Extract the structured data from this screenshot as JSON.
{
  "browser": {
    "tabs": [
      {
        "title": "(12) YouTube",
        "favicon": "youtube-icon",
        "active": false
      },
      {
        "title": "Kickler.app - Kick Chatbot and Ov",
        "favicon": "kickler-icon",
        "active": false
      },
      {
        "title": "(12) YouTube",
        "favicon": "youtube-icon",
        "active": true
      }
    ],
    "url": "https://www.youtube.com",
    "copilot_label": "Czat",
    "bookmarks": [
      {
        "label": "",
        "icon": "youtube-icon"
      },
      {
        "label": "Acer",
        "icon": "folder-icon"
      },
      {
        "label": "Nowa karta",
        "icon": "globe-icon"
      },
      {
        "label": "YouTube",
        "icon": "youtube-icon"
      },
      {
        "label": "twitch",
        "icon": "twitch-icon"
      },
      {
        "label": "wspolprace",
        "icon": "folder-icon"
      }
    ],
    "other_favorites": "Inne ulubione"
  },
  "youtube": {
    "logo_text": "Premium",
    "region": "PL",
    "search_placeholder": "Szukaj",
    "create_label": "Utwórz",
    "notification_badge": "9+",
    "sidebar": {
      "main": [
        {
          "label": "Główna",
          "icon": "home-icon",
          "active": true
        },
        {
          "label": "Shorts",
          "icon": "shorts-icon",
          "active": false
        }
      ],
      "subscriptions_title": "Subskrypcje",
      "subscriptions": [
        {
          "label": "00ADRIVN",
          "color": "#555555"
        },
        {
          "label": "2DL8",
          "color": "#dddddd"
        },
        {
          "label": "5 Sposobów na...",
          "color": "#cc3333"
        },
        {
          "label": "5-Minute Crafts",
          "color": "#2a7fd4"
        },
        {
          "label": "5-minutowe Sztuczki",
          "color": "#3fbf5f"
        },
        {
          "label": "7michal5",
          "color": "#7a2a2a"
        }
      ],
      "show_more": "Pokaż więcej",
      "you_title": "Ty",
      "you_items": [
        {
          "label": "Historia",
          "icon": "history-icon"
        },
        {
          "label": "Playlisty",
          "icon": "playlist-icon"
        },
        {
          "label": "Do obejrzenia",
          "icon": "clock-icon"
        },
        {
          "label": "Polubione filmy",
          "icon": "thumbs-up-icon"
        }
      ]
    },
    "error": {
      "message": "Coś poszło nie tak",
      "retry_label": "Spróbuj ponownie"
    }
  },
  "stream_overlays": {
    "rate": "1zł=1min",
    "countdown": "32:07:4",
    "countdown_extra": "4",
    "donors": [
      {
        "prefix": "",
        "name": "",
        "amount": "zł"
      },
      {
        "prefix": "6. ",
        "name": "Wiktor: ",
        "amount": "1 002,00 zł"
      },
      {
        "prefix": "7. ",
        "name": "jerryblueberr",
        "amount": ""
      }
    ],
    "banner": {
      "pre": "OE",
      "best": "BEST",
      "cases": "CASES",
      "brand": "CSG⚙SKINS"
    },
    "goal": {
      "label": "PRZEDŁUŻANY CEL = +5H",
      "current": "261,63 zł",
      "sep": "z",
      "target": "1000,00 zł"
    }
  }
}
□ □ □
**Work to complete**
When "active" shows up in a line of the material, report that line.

**Response to this task**
        "active": false
        "active": false
        "active": true
          "active": true
          "active": false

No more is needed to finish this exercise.